[Collected data]
* * *

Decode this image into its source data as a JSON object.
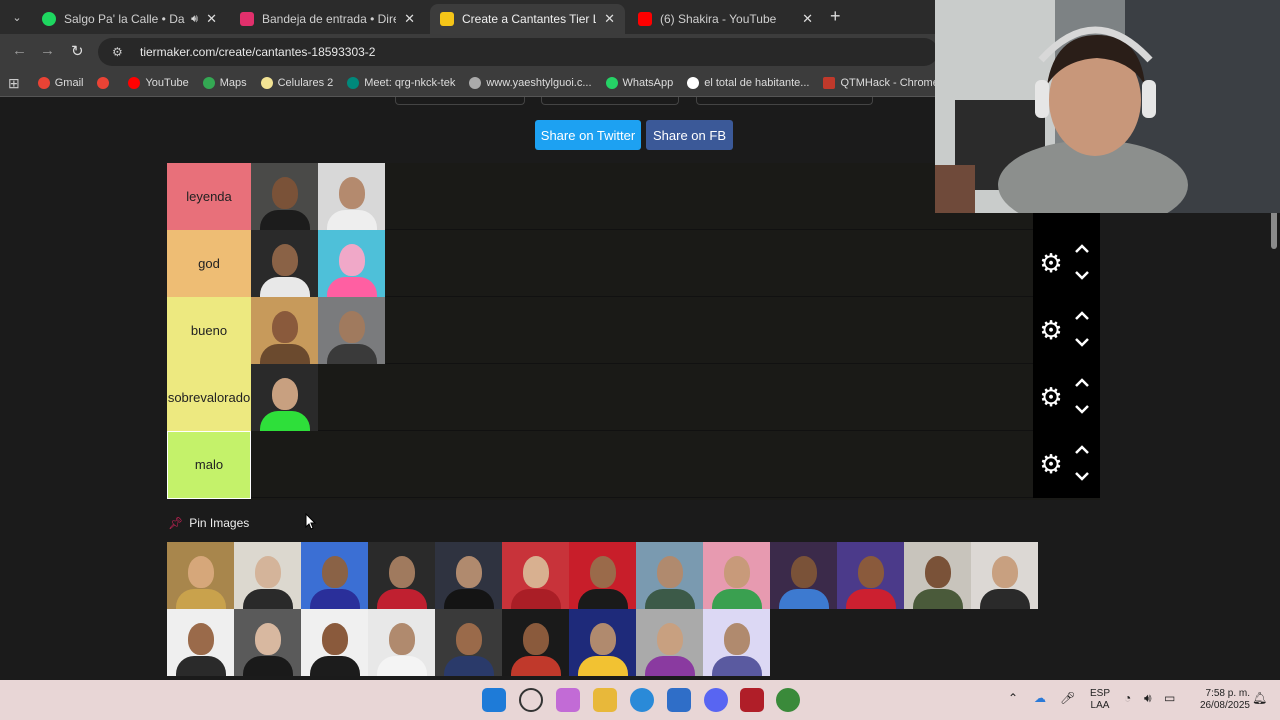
{
  "tabs": [
    {
      "title": "Salgo Pa' la Calle • Daddy Yankee",
      "favicon_color": "#1ed760",
      "active": false
    },
    {
      "title": "Bandeja de entrada • Direct",
      "favicon_color": "#e1306c",
      "active": false
    },
    {
      "title": "Create a Cantantes Tier List - TierMaker",
      "favicon_color": "#f5c518",
      "active": true
    },
    {
      "title": "(6) Shakira - YouTube",
      "favicon_color": "#ff0000",
      "active": false
    }
  ],
  "address": {
    "url": "tiermaker.com/create/cantantes-18593303-2"
  },
  "bookmarks": [
    {
      "label": "Gmail",
      "color": "#ea4335"
    },
    {
      "label": "",
      "color": "#ea4335"
    },
    {
      "label": "YouTube",
      "color": "#ff0000"
    },
    {
      "label": "Maps",
      "color": "#34a853"
    },
    {
      "label": "Celulares 2",
      "color": "#f2e394"
    },
    {
      "label": "Meet: qrg-nkck-tek",
      "color": "#00897b"
    },
    {
      "label": "www.yaeshtylguoi.c...",
      "color": "#aaaaaa"
    },
    {
      "label": "WhatsApp",
      "color": "#25d366"
    },
    {
      "label": "el total de habitante...",
      "color": "#ffffff"
    },
    {
      "label": "QTMHack - Chrome...",
      "color": "#c0392b"
    }
  ],
  "share": {
    "twitter": "Share on Twitter",
    "fb": "Share on FB",
    "twitter_color": "#1da1f2",
    "fb_color": "#3b5998"
  },
  "tiers": [
    {
      "label": "leyenda",
      "color": "#e8707a",
      "items": [
        {
          "bg": "#4a4a48",
          "skin": "#7a5238",
          "shirt": "#1c1c1c"
        },
        {
          "bg": "#d8d8d8",
          "skin": "#b48a6e",
          "shirt": "#eeeeee"
        }
      ]
    },
    {
      "label": "god",
      "color": "#eebd74",
      "items": [
        {
          "bg": "#2a2a2a",
          "skin": "#8a6246",
          "shirt": "#e8e8e8"
        },
        {
          "bg": "#4ec0d9",
          "skin": "#f0a8c8",
          "shirt": "#ff5fa2"
        }
      ]
    },
    {
      "label": "bueno",
      "color": "#ede980",
      "items": [
        {
          "bg": "#c79a5b",
          "skin": "#8a5a3c",
          "shirt": "#6b4a2e"
        },
        {
          "bg": "#7a7b7d",
          "skin": "#a07a5e",
          "shirt": "#3a3a3a"
        }
      ]
    },
    {
      "label": "sobrevalorado",
      "color": "#ede980",
      "items": [
        {
          "bg": "#2a2a2a",
          "skin": "#c8a080",
          "shirt": "#2edf3a"
        }
      ]
    },
    {
      "label": "malo",
      "color": "#c4f26a",
      "items": []
    }
  ],
  "pin": {
    "label": "Pin Images"
  },
  "pool": [
    {
      "bg": "#a8864c",
      "skin": "#d6a77a",
      "shirt": "#c9a24c"
    },
    {
      "bg": "#dcd8cf",
      "skin": "#d4b49a",
      "shirt": "#2a2a2a"
    },
    {
      "bg": "#3b6fd4",
      "skin": "#8a6246",
      "shirt": "#2a2f9a"
    },
    {
      "bg": "#2a2a2a",
      "skin": "#a07a5e",
      "shirt": "#c02030"
    },
    {
      "bg": "#2f3340",
      "skin": "#b08a6e",
      "shirt": "#141414"
    },
    {
      "bg": "#c8333a",
      "skin": "#d8b090",
      "shirt": "#aa1e26"
    },
    {
      "bg": "#c81e2a",
      "skin": "#9a6a4a",
      "shirt": "#1a1a1a"
    },
    {
      "bg": "#7a9ab0",
      "skin": "#b08a6e",
      "shirt": "#3c5a48"
    },
    {
      "bg": "#e79ab0",
      "skin": "#c89a7a",
      "shirt": "#3aa050"
    },
    {
      "bg": "#3b2a4a",
      "skin": "#7a5238",
      "shirt": "#3d7ad0"
    },
    {
      "bg": "#4b3a8a",
      "skin": "#8a5a3c",
      "shirt": "#cc2030"
    },
    {
      "bg": "#c8c4bc",
      "skin": "#7a5238",
      "shirt": "#4a5a3a"
    },
    {
      "bg": "#dcd8d4",
      "skin": "#c8a080",
      "shirt": "#2a2a2a"
    },
    {
      "bg": "#efefef",
      "skin": "#9a6a4a",
      "shirt": "#2a2a2a"
    },
    {
      "bg": "#5a5a5a",
      "skin": "#d8b8a0",
      "shirt": "#1a1a1a"
    },
    {
      "bg": "#f0f0f0",
      "skin": "#8a5a3c",
      "shirt": "#1c1c1c"
    },
    {
      "bg": "#e8e8e8",
      "skin": "#b08a6e",
      "shirt": "#f4f4f4"
    },
    {
      "bg": "#3a3a3a",
      "skin": "#9a6a4a",
      "shirt": "#2a3a6a"
    },
    {
      "bg": "#1a1a1a",
      "skin": "#8a5a3c",
      "shirt": "#c0392b"
    },
    {
      "bg": "#1e2a7a",
      "skin": "#b08a6e",
      "shirt": "#f2c232"
    },
    {
      "bg": "#aaaaaa",
      "skin": "#c8a080",
      "shirt": "#8a3aa0"
    },
    {
      "bg": "#dcd8f4",
      "skin": "#b08a6e",
      "shirt": "#5a5aa0"
    }
  ],
  "taskbar": {
    "lang": "ESP",
    "layout": "LAA",
    "time": "7:58 p. m.",
    "date": "26/08/2025"
  }
}
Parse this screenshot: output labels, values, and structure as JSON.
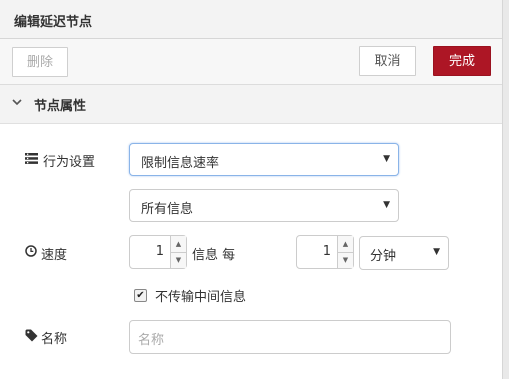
{
  "dialog": {
    "title": "编辑延迟节点"
  },
  "toolbar": {
    "delete_label": "删除",
    "cancel_label": "取消",
    "done_label": "完成"
  },
  "section": {
    "title": "节点属性",
    "collapse_icon": "chevron-down-icon"
  },
  "action": {
    "icon": "list-icon",
    "label": "行为设置",
    "mode_value": "限制信息速率",
    "scope_value": "所有信息"
  },
  "rate": {
    "icon": "clock-icon",
    "label": "速度",
    "count_value": "1",
    "text_messages_per": "信息 每",
    "period_value": "1",
    "unit_value": "分钟"
  },
  "drop": {
    "checked": true,
    "label": "不传输中间信息"
  },
  "name": {
    "icon": "tag-icon",
    "label": "名称",
    "placeholder": "名称"
  },
  "colors": {
    "done_button": "#ad1625",
    "header_bg": "#f3f3f3"
  }
}
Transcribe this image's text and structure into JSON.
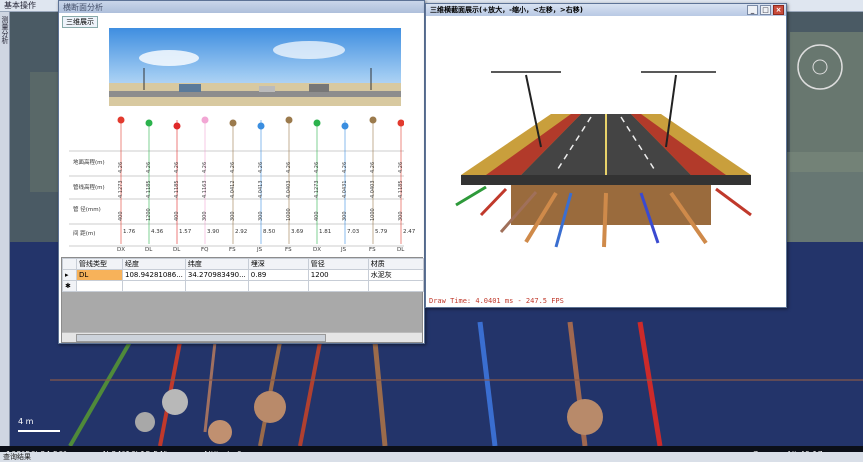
{
  "app": {
    "menu": [
      "基本操作"
    ],
    "side_tab": "测量分析"
  },
  "left_window": {
    "title": "横断面分析",
    "tab": "三维展示"
  },
  "profile": {
    "row_labels": [
      "地面高程(m)",
      "管线高程(m)",
      "管 径(mm)",
      "间 距(m)"
    ],
    "columns": [
      {
        "code": "DX",
        "color": "#e23a2e",
        "ground": "4.26",
        "pipe": "4.1273",
        "dia": "400",
        "dist": "1.76"
      },
      {
        "code": "DL",
        "color": "#2bb24c",
        "ground": "4.26",
        "pipe": "4.1185",
        "dia": "1200",
        "dist": "4.36"
      },
      {
        "code": "DL",
        "color": "#e02828",
        "ground": "4.26",
        "pipe": "4.1185",
        "dia": "400",
        "dist": "1.57"
      },
      {
        "code": "FQ",
        "color": "#f2a6d4",
        "ground": "4.26",
        "pipe": "4.1163",
        "dia": "300",
        "dist": "3.90"
      },
      {
        "code": "FS",
        "color": "#9b7a4c",
        "ground": "4.26",
        "pipe": "4.0412",
        "dia": "300",
        "dist": "2.92"
      },
      {
        "code": "JS",
        "color": "#3a8ee0",
        "ground": "4.26",
        "pipe": "4.0413",
        "dia": "300",
        "dist": "8.50"
      },
      {
        "code": "FS",
        "color": "#9b7a4c",
        "ground": "4.26",
        "pipe": "4.0403",
        "dia": "1000",
        "dist": "3.69"
      },
      {
        "code": "DX",
        "color": "#2bb24c",
        "ground": "4.26",
        "pipe": "4.1273",
        "dia": "400",
        "dist": "1.81"
      },
      {
        "code": "JS",
        "color": "#3a8ee0",
        "ground": "4.26",
        "pipe": "4.0431",
        "dia": "300",
        "dist": "7.03"
      },
      {
        "code": "FS",
        "color": "#9b7a4c",
        "ground": "4.26",
        "pipe": "4.0403",
        "dia": "1000",
        "dist": "5.79"
      },
      {
        "code": "DL",
        "color": "#e23a2e",
        "ground": "4.26",
        "pipe": "4.1185",
        "dia": "300",
        "dist": "2.47"
      }
    ]
  },
  "table": {
    "headers": [
      "管线类型",
      "经度",
      "纬度",
      "埋深",
      "管径",
      "材质"
    ],
    "rows": [
      [
        "DL",
        "108.94281086...",
        "34.270983490...",
        "0.89",
        "1200",
        "水泥灰"
      ]
    ]
  },
  "right_window": {
    "title": "三维横截面展示(+放大，-缩小，<左移，>右移)",
    "draw_time": "Draw Time: 4.0401 ms - 247.5 FPS"
  },
  "status": {
    "lon": "108°56' 34.56\"",
    "lat": "N 34°16' 15.54\"",
    "alt": "Altitude 0 m",
    "cam": "Camera Alt 49.17 m",
    "scale": "4 m",
    "bottom": "查询结果"
  },
  "colors": {
    "accent": "#3a6ea5"
  }
}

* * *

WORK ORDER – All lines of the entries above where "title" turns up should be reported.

SOLUTION FOR THIS PROBLEM –
      "title": "Salgo Pa' la Calle • Daddy Yankee",
      "title": "Bandeja de entrada • Direct",
      "title": "Create a Cantantes Tier List - TierMaker",
      "title": "(6) Shakira - YouTube",
    "title": "编辑延迟节点"
    "title": "节点属性",
    "title": "横断面分析",
    "title": "三维横截面展示(+放大，-缩小，<左移，>右移)",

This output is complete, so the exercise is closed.